LD: Do you have any special routines before trial?

AK: Special routines? You need to find the essence of the case and develop a theme or story line. I usually imagine my closing argument the day I accept a case.  In the farm foreclosure class action, I asked a North Dakota federal judge if he wondered why his local farmers had a Philadelphia lawyer. He said “yes.” I said I came all this way to North Dakota to see if his hardworking farmers got the same due process rights as my welfare recipients in Philly. Until then government loan programs weren’t viewed as “rights.” However, once you look at their economics it is pretty clear what’s going on.  He definitely thought hard working farmers were entitled to respect.   He got the point. He certified the class, enjoined all North Dakota farm foreclosures, and then converted it into a national injunction.  These foreclosures were the subject of the film Country, with Jessica Lange, who in real life was the daughter of a farmer.  Congress then passed a law requiring the Department of Agriculture to promulgate new regulations to protect borrowers.  We saved a lot of family farms through that work.

In the Volvo case, Volvo and its local dealer were accused of literally taking Volvo 200 series cars, replacing the 200 emblem with a 700 emblem, and charging customers more. At the time, Volvo was the No. 1 selling car in Puerto Rico.  To me, the essence of the case was that “Puerto Rico was a No. 1 customer for Volvo, so why did Volvo give Puerto Rican customers second-class treatment?” As you know, Puerto Ricans serve in the U.S. military, but don’t get to vote for President, in effect, a paradigm of second-class treatment, which I build on.  Core values and common experiences of your jurors is an essential part of your theme at trial.

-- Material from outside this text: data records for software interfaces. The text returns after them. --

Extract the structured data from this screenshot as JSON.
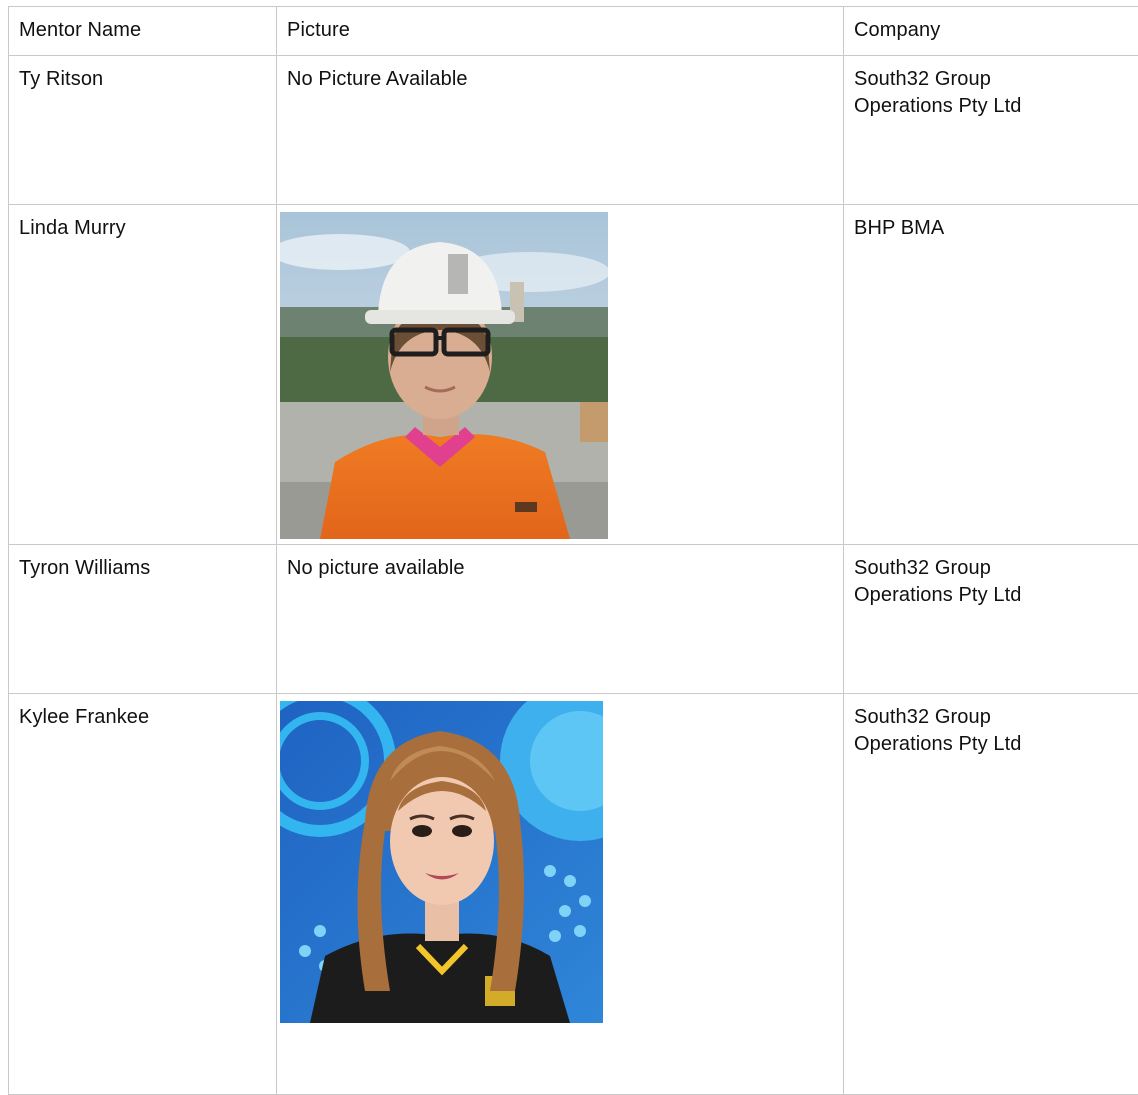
{
  "table": {
    "headers": {
      "mentor_name": "Mentor Name",
      "picture": "Picture",
      "company": "Company"
    },
    "rows": [
      {
        "mentor_name": "Ty Ritson",
        "picture_text": "No Picture Available",
        "company_line1": "South32 Group",
        "company_line2": "Operations Pty Ltd"
      },
      {
        "mentor_name": "Linda Murry",
        "picture": "photo-hardhat-orange-shirt",
        "company_line1": "BHP BMA",
        "company_line2": ""
      },
      {
        "mentor_name": "Tyron Williams",
        "picture_text": "No picture available",
        "company_line1": "South32 Group",
        "company_line2": "Operations Pty Ltd"
      },
      {
        "mentor_name": "Kylee Frankee",
        "picture": "photo-woman-blue-background",
        "company_line1": "South32 Group",
        "company_line2": "Operations Pty Ltd"
      }
    ]
  },
  "colors": {
    "border": "#c9c9c9",
    "text": "#111111"
  }
}
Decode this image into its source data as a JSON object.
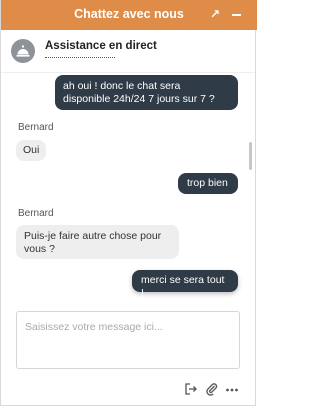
{
  "header": {
    "title": "Chattez avec nous",
    "expand_icon": "↗",
    "minimize_icon": "minimize"
  },
  "agent": {
    "name": "Assistance en direct",
    "avatar_icon": "service-bell-icon"
  },
  "messages": [
    {
      "from": "visitor",
      "text_line1": "ah oui ! donc le chat sera",
      "text_line2": "disponible 24h/24 7 jours sur 7 ?"
    },
    {
      "from": "agent",
      "sender": "Bernard",
      "text": "Oui"
    },
    {
      "from": "visitor",
      "text": "trop bien"
    },
    {
      "from": "agent",
      "sender": "Bernard",
      "text_line1": "Puis-je faire autre chose pour",
      "text_line2": "vous ?"
    },
    {
      "from": "visitor",
      "text": "merci se sera tout !"
    }
  ],
  "composer": {
    "placeholder": "Saisissez votre message ici..."
  },
  "toolbar": {
    "icons": [
      "exit-icon",
      "paperclip-icon",
      "more-icon"
    ]
  },
  "colors": {
    "header_bg": "#de8c47",
    "outgoing_bubble": "#2f3b47",
    "incoming_bubble": "#eeeeef"
  }
}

LD: What do you do for fun outside the office?

AK: I like to run. Currently, I do seven miles a day, five days a week. My kids are 17 and 15 and, college departures are right around the corner, so I like to spend time with them. We all like to ski. We also travel together to fun places. Finally, I’m a pilot and I like to fly when I can. I really like old warbirds.

LD: Are there any pro bono or public interest activities you can discuss?

AK: We are prosecuting a landmark global warming case with the awesome lawyers at the Conservation Law Foundation.

As a firm we are very involved in the community. I am a founding Board Member at the Ogden Museum of Southern Art. I previously served on the Board of Directors of a local bank. My partner, Conlee Whiteley, who is a Lawdragon 500 lawyer, also serves on several major non-profit boards and the firm supports a diverse array of local charities.

LD:  Do you have a favorite book or movie about the justice system?

AK: I really like John Rawls’ “A Theory of Justice,” maybe because I was lucky enough to study with him, and maybe because I am corny enough to believe lawyers should care about things like justice. I also collect old law books and love to read old opening statements and cross examinations.  We do a lot of insurance litigation, and one of my best closings was almost entirely from an Abe Lincoln closing argument. My favorite movie is “My Cousin Vinny,” though it would be perfect if Vinny had been from Jersey, like me, instead of New York.